On Jan. 29, 2015, my travels began with a wakeup call at 2:30 a.m. I was told by the first watch unit officer to be ready in 30 minutes. Myself and a total of 17 prisoners were all rounded up like chattel slaves and placed in the SHU’s C-Facility visiting room holding cells ‘til we boarded the bus at 6 a.m. In hitting the highway, my sensibilities immediately went through the whirlwind cycle of “shock and awe” via the vivid reminder of what freedom used to entail.
One year ago on July 8, 30,000 California prisoners refused meals and work assignments, beginning a 60-day hunger strike with the core demand of ending the state’s use of indefinite solitary confinement. This was the largest hunger strike in U.S. history, and it presented the deepest challenge yet to solitary by bringing national and international attention to a practice that has long been condemned by human rights groups as torture.
Following a mass hunger strike by prisoners in California last year, some state legislators promised to reform the use of Security Housing Units (SHU). This week, Assembly Bill 1652, passed the Assembly Public Safety Committee. It now heads to the Assembly Appropriations Committee. If the bill becomes law, prisoners would only be sent to SHU for specific serious rules violations that come with determinate SHU sentences.
Mail to the Bay View from the hunger strikers has been very sparse since the strike began with 30,000 participants on July 8. Prison officials may be holding their letters as they did during the 2011 hunger strikes. But yesterday and today the mail brought a postcard and several letters from Bay View subscribers in the Pelican Bay SHU (security housing unit), where these historic hunger strikes originated.

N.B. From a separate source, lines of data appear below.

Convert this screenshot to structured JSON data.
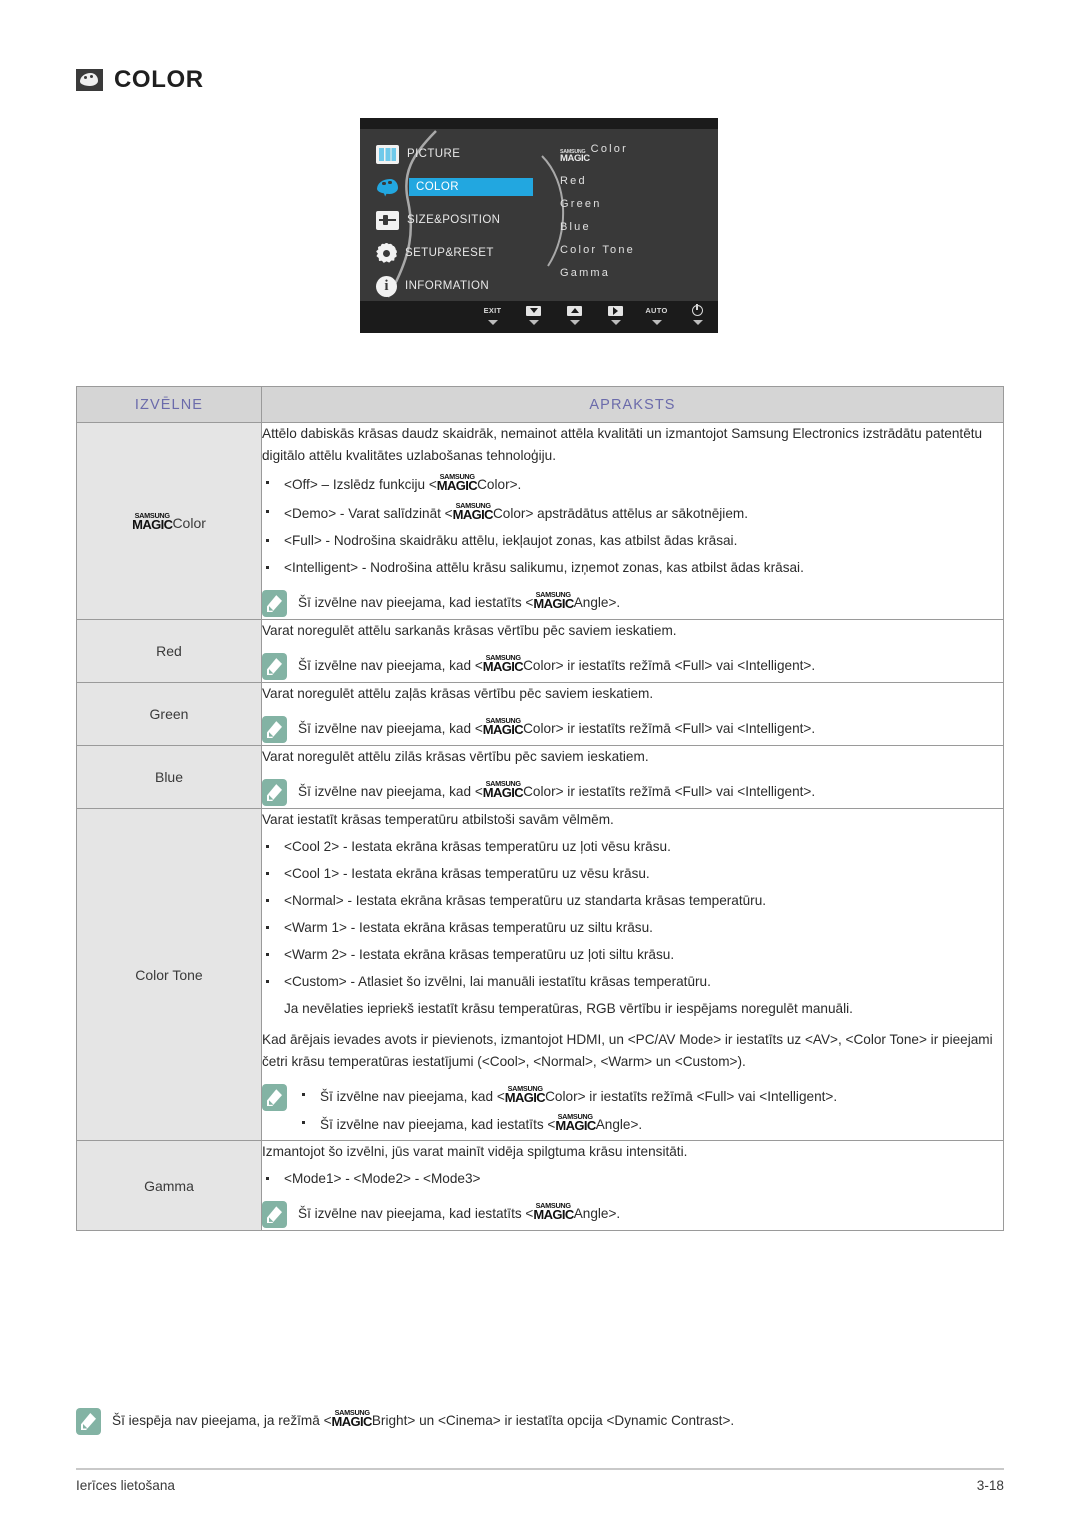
{
  "page": {
    "heading": "COLOR",
    "heading_icon": "palette-icon",
    "footer_left": "Ierīces lietošana",
    "footer_right": "3-18"
  },
  "osd": {
    "left_menu": [
      {
        "label": "PICTURE",
        "icon": "picture-icon",
        "selected": false
      },
      {
        "label": "COLOR",
        "icon": "palette-icon",
        "selected": true
      },
      {
        "label": "SIZE&POSITION",
        "icon": "size-position-icon",
        "selected": false
      },
      {
        "label": "SETUP&RESET",
        "icon": "gear-icon",
        "selected": false
      },
      {
        "label": "INFORMATION",
        "icon": "info-icon",
        "selected": false
      }
    ],
    "right_menu": [
      {
        "prefix_logo": true,
        "logo_top": "SAMSUNG",
        "logo_bottom": "MAGIC",
        "label": "Color"
      },
      {
        "prefix_logo": false,
        "label": "Red"
      },
      {
        "prefix_logo": false,
        "label": "Green"
      },
      {
        "prefix_logo": false,
        "label": "Blue"
      },
      {
        "prefix_logo": false,
        "label": "Color Tone"
      },
      {
        "prefix_logo": false,
        "label": "Gamma"
      }
    ],
    "bottom_bar": [
      {
        "label": "EXIT",
        "icon": "exit-label"
      },
      {
        "label": "",
        "icon": "arrow-down-icon"
      },
      {
        "label": "",
        "icon": "arrow-up-icon"
      },
      {
        "label": "",
        "icon": "arrow-right-icon"
      },
      {
        "label": "AUTO",
        "icon": "auto-label"
      },
      {
        "label": "",
        "icon": "power-icon"
      }
    ]
  },
  "table": {
    "headers": {
      "menu": "IZVĒLNE",
      "description": "APRAKSTS"
    },
    "logo": {
      "top": "SAMSUNG",
      "bottom": "MAGIC"
    },
    "rows": {
      "magiccolor": {
        "menu_suffix": "Color",
        "intro": "Attēlo dabiskās krāsas daudz skaidrāk, nemainot attēla kvalitāti un izmantojot Samsung Electronics izstrādātu patentētu digitālo attēlu kvalitātes uzlabošanas tehnoloģiju.",
        "bullets": [
          {
            "pre": "<Off> – Izslēdz funkciju <",
            "post": "Color>."
          },
          {
            "pre": "<Demo> - Varat salīdzināt <",
            "post": "Color> apstrādātus attēlus ar sākotnējiem."
          },
          {
            "pre": "<Full> - Nodrošina skaidrāku attēlu, iekļaujot zonas, kas atbilst ādas krāsai.",
            "post": ""
          },
          {
            "pre": "<Intelligent> - Nodrošina attēlu krāsu salikumu, izņemot zonas, kas atbilst ādas krāsai.",
            "post": ""
          }
        ],
        "note": {
          "pre": "Šī izvēlne nav pieejama, kad iestatīts <",
          "post": "Angle>."
        }
      },
      "red": {
        "menu": "Red",
        "intro": "Varat noregulēt attēlu sarkanās krāsas vērtību pēc saviem ieskatiem.",
        "note": {
          "pre": "Šī izvēlne nav pieejama, kad <",
          "post": "Color> ir iestatīts režīmā <Full> vai <Intelligent>."
        }
      },
      "green": {
        "menu": "Green",
        "intro": "Varat noregulēt attēlu zaļās krāsas vērtību pēc saviem ieskatiem.",
        "note": {
          "pre": "Šī izvēlne nav pieejama, kad <",
          "post": "Color> ir iestatīts režīmā <Full> vai <Intelligent>."
        }
      },
      "blue": {
        "menu": "Blue",
        "intro": "Varat noregulēt attēlu zilās krāsas vērtību pēc saviem ieskatiem.",
        "note": {
          "pre": "Šī izvēlne nav pieejama, kad <",
          "post": "Color> ir iestatīts režīmā <Full> vai <Intelligent>."
        }
      },
      "colortone": {
        "menu": "Color Tone",
        "intro": "Varat iestatīt krāsas temperatūru atbilstoši savām vēlmēm.",
        "bullets": [
          "<Cool 2> - Iestata ekrāna krāsas temperatūru uz ļoti vēsu krāsu.",
          "<Cool 1> - Iestata ekrāna krāsas temperatūru uz vēsu krāsu.",
          "<Normal> - Iestata ekrāna krāsas temperatūru uz standarta krāsas temperatūru.",
          "<Warm 1> - Iestata ekrāna krāsas temperatūru uz siltu krāsu.",
          "<Warm 2> - Iestata ekrāna krāsas temperatūru uz ļoti siltu krāsu.",
          "<Custom> - Atlasiet šo izvēlni, lai manuāli iestatītu krāsas temperatūru."
        ],
        "sub_note": "Ja nevēlaties iepriekš iestatīt krāsu temperatūras, RGB vērtību ir iespējams noregulēt manuāli.",
        "paragraph": "Kad ārējais ievades avots ir pievienots, izmantojot HDMI, un <PC/AV Mode> ir iestatīts uz <AV>, <Color Tone> ir pieejami četri krāsu temperatūras iestatījumi (<Cool>, <Normal>, <Warm> un <Custom>).",
        "notes": [
          {
            "pre": "Šī izvēlne nav pieejama, kad <",
            "post": "Color> ir iestatīts režīmā <Full> vai <Intelligent>."
          },
          {
            "pre": "Šī izvēlne nav pieejama, kad iestatīts <",
            "post": "Angle>."
          }
        ]
      },
      "gamma": {
        "menu": "Gamma",
        "intro": "Izmantojot šo izvēlni, jūs varat mainīt vidēja spilgtuma krāsu intensitāti.",
        "bullets": [
          "<Mode1> - <Mode2> - <Mode3>"
        ],
        "note": {
          "pre": "Šī izvēlne nav pieejama, kad iestatīts <",
          "post": "Angle>."
        }
      }
    }
  },
  "bottom_note": {
    "pre": "Šī iespēja nav pieejama, ja režīmā <",
    "post": "Bright> un <Cinema> ir iestatīta opcija <Dynamic Contrast>."
  },
  "colors": {
    "header_bg": "#d5d5d5",
    "header_text": "#6b6bab",
    "menu_col_bg": "#e5e5e5",
    "osd_bg": "#393939",
    "osd_accent": "#22a7e0",
    "note_icon_bg": "#83b3a4"
  }
}
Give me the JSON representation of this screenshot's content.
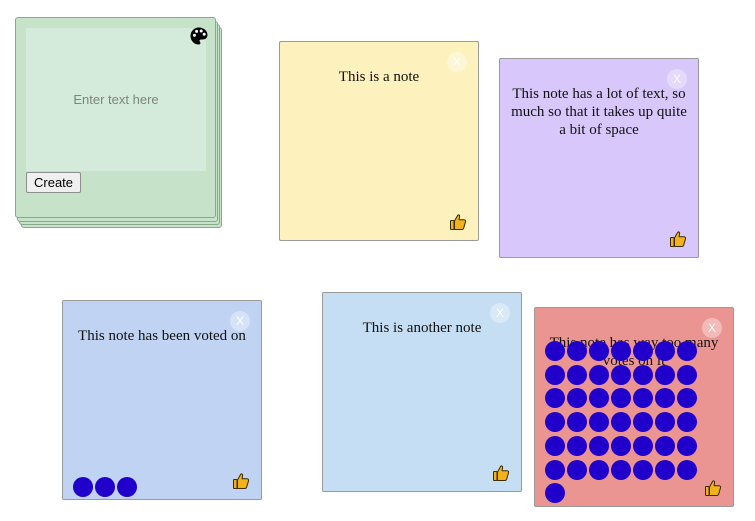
{
  "creator": {
    "placeholder": "Enter text here",
    "create_label": "Create",
    "palette_icon": "palette-icon",
    "color": "#c6e2c8"
  },
  "notes": [
    {
      "text": "This is a note",
      "close": "X",
      "color": "#fdf1bd",
      "votes": 0
    },
    {
      "text": "This note has a lot of text, so much so that it takes up quite a bit of space",
      "close": "X",
      "color": "#d8c7fa",
      "votes": 0
    },
    {
      "text": "This note has been voted on",
      "close": "X",
      "color": "#c1d3f3",
      "votes": 3
    },
    {
      "text": "This is another note",
      "close": "X",
      "color": "#c5def4",
      "votes": 0
    },
    {
      "text": "This note has way too many votes on it",
      "close": "X",
      "color": "#eb9593",
      "votes": 43
    }
  ],
  "icons": {
    "like": "thumbs-up-icon",
    "close": "close-icon"
  },
  "vote_color": "#2200cc"
}
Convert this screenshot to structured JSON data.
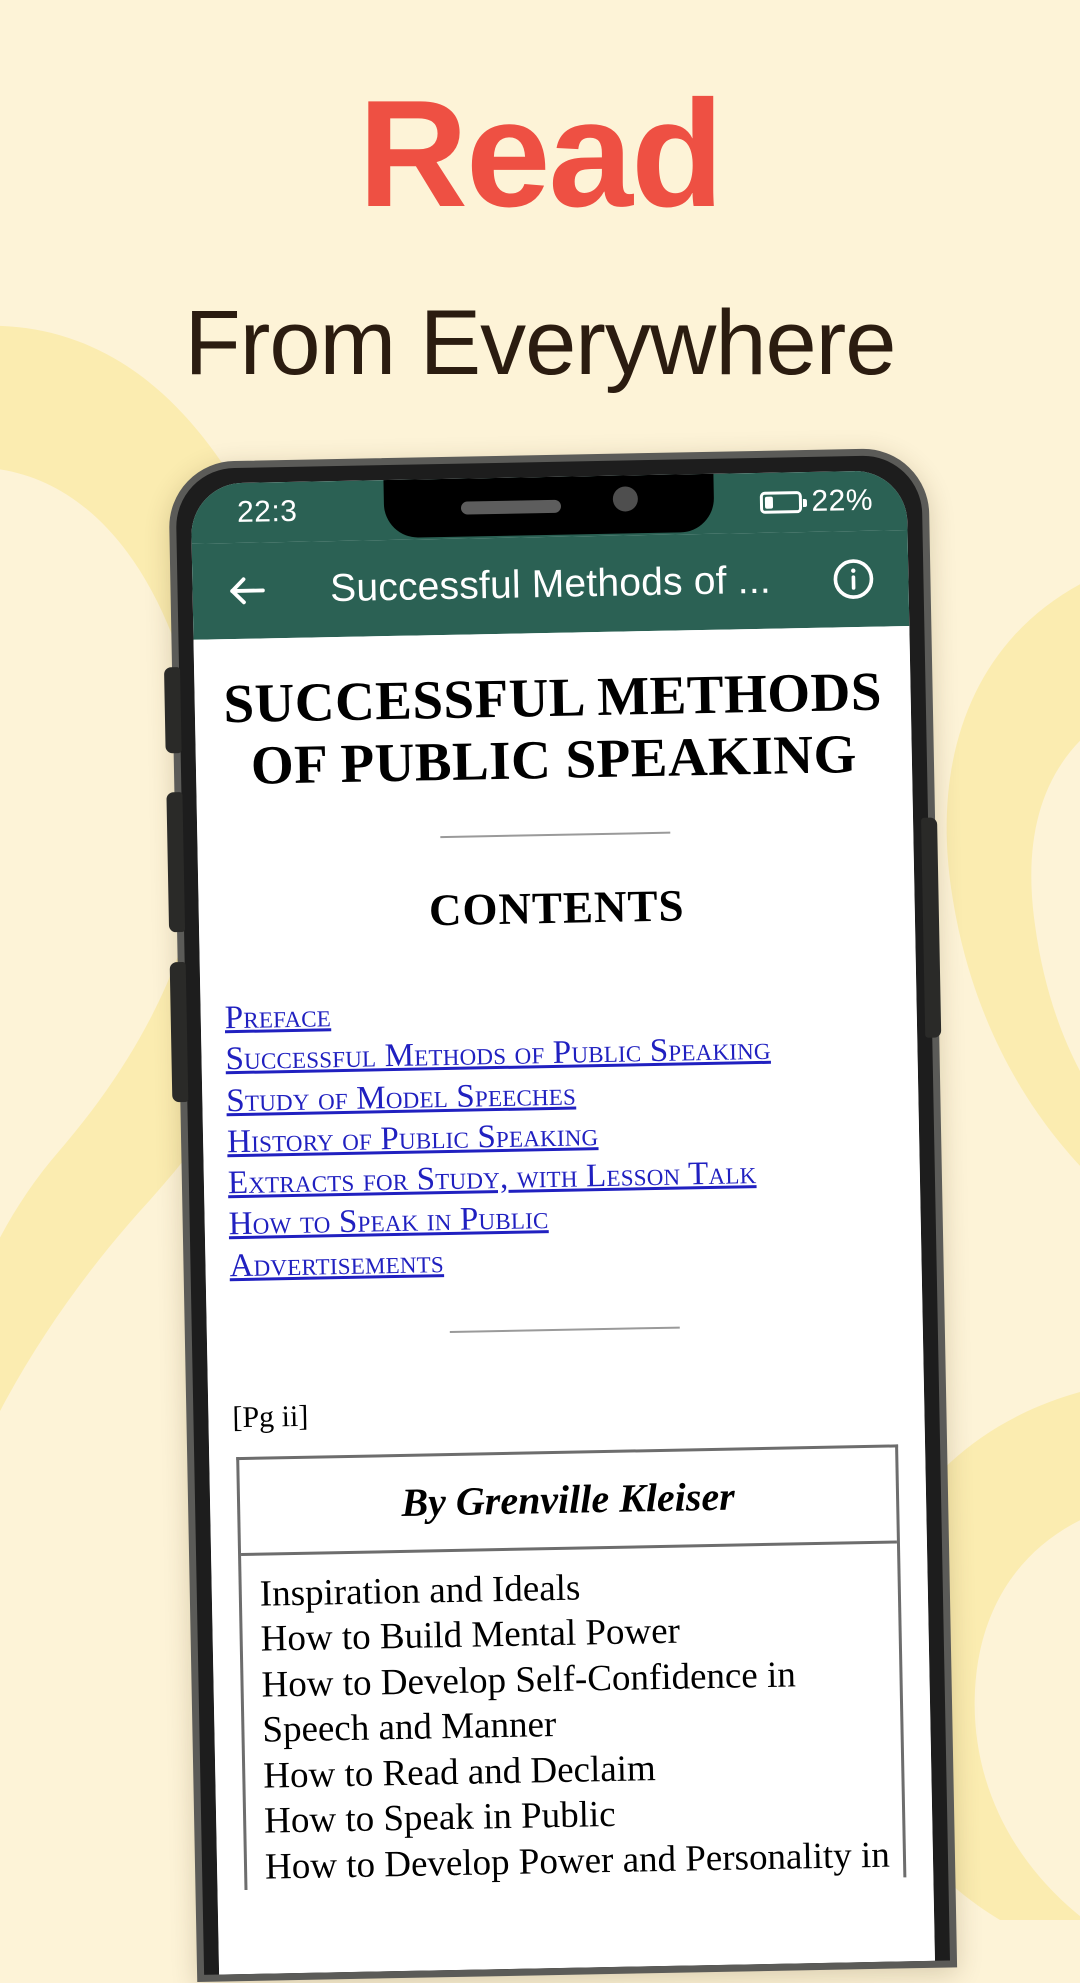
{
  "promo": {
    "headline": "Read",
    "subhead": "From Everywhere",
    "headline_color": "#ee5043",
    "subhead_color": "#2b1c10",
    "background_color": "#fdf3d7",
    "swoosh_color": "#fbecb0"
  },
  "phone": {
    "status_bar": {
      "time": "22:3",
      "battery_percent": "22%",
      "battery_level": 22,
      "background_color": "#2b6154",
      "speaker_icon": "speaker-grille-icon",
      "camera_icon": "front-camera-icon"
    },
    "app_bar": {
      "back_icon": "back-arrow-icon",
      "title": "Successful Methods of ...",
      "info_icon": "info-circle-icon",
      "background_color": "#2b6154"
    }
  },
  "book": {
    "title": "SUCCESSFUL METHODS OF PUBLIC SPEAKING",
    "contents_heading": "CONTENTS",
    "toc": [
      "Preface",
      "Successful Methods of Public Speaking",
      "Study of Model Speeches",
      "History of Public Speaking",
      "Extracts for Study, with Lesson Talk",
      "How to Speak in Public",
      "Advertisements"
    ],
    "link_color": "#2020c0",
    "page_marker": "[Pg ii]",
    "table": {
      "header": "By Grenville Kleiser",
      "items": [
        "Inspiration and Ideals",
        "How to Build Mental Power",
        "How to Develop Self-Confidence in Speech and Manner",
        "How to Read and Declaim",
        "How to Speak in Public",
        "How to Develop Power and Personality in"
      ]
    }
  }
}
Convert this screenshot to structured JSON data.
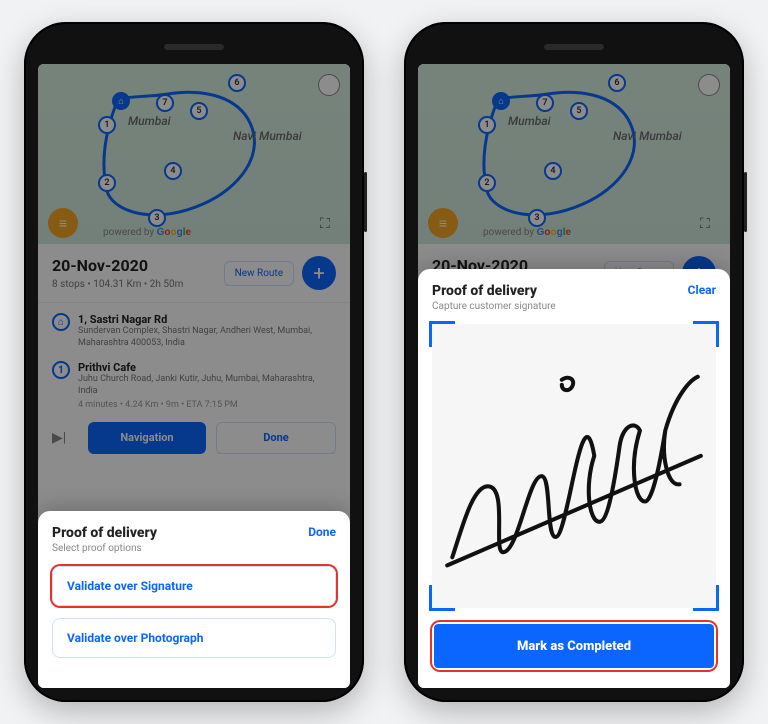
{
  "map": {
    "city1": "Mumbai",
    "city2": "Navi Mumbai",
    "attribution_prefix": "powered by",
    "attribution_brand": "Google",
    "stops": [
      "1",
      "2",
      "3",
      "4",
      "5",
      "6",
      "7"
    ]
  },
  "route": {
    "date": "20-Nov-2020",
    "meta": "8 stops • 104.31 Km • 2h 50m",
    "new_route_label": "New Route"
  },
  "stops": [
    {
      "pin": "⌂",
      "title": "1, Sastri Nagar Rd",
      "addr": "Sundervan Complex, Shastri Nagar, Andheri West, Mumbai, Maharashtra 400053, India"
    },
    {
      "pin": "1",
      "title": "Prithvi Cafe",
      "addr": "Juhu Church Road, Janki Kutir, Juhu, Mumbai, Maharashtra, India",
      "eta": "4 minutes • 4.24 Km • 9m • ETA 7:15 PM"
    }
  ],
  "actions": {
    "navigation": "Navigation",
    "done": "Done"
  },
  "sheet_left": {
    "title": "Proof of delivery",
    "subtitle": "Select proof options",
    "done": "Done",
    "option_signature": "Validate over Signature",
    "option_photo": "Validate over Photograph"
  },
  "sheet_right": {
    "title": "Proof of delivery",
    "subtitle": "Capture customer signature",
    "clear": "Clear",
    "complete": "Mark as Completed"
  }
}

The only defense that can protect the people is to assemble the power of the people. We are our only defense. We have suffered enough injustice at the hands of a very evil system – CDCr and PBSP – and it is time that we prisoners express that pain and suffering by all means at our disposal, because CDCr and PBSP are censoring SF Bay View in order to censor prisoners, because we are exposing cruel and unusual treatment of prisoners. We collectively commend and value the courage and commitment as well as the principled stand that the SF Bay View is taking to speak truth to power.
As the renewed prisoner hunger strike enters its second week, the federal receiver’s office reports that at least 12,000 prisoners were participating during the first week. Family members of striking SHU prisoners reported that their visits this weekend were denied by the California Department of Corrections and Rehabilitation, which is threatening participants with disciplinary action and banning two lawyers who represent the strikers. “Historically, prison officials have used extreme measures, including physical violence to break strikes,” says Dorsey Nunn, a member of the mediation team working on behalf of the strikers.
This spring, the news started going around that a hunger strike was being planned in the Security Housing Unit at California’s Pelican Bay State Prison (PBSP). Prisoners at the SHU had apparently united across racial lines and promised to hungerstrike to the death if need be, starting on July 1.
Denise, Marilyn, Anna and I, with Harriett at the wheel, left West Oakland BART in the second carpool wave for Sacramento Tuesday, Aug. 23, at 9:30 a.m. to attend a pre-rally for the historic California Assembly Hearing on Solitary Confinement.
Support for the Pelican Bay Hunger Strike is strong and expanding as people inside and outside prison all over the world are connecting the Pelican Bay hunger strike to local struggles against powerlessness and inequality.
The New Orleans Saints won Super Bowl 44. I can’t believe I’m even typing the words. Four and a half years ago, after the levees broke, the concern was not whether there would be a Saints, but whether there would even be a New Orleans.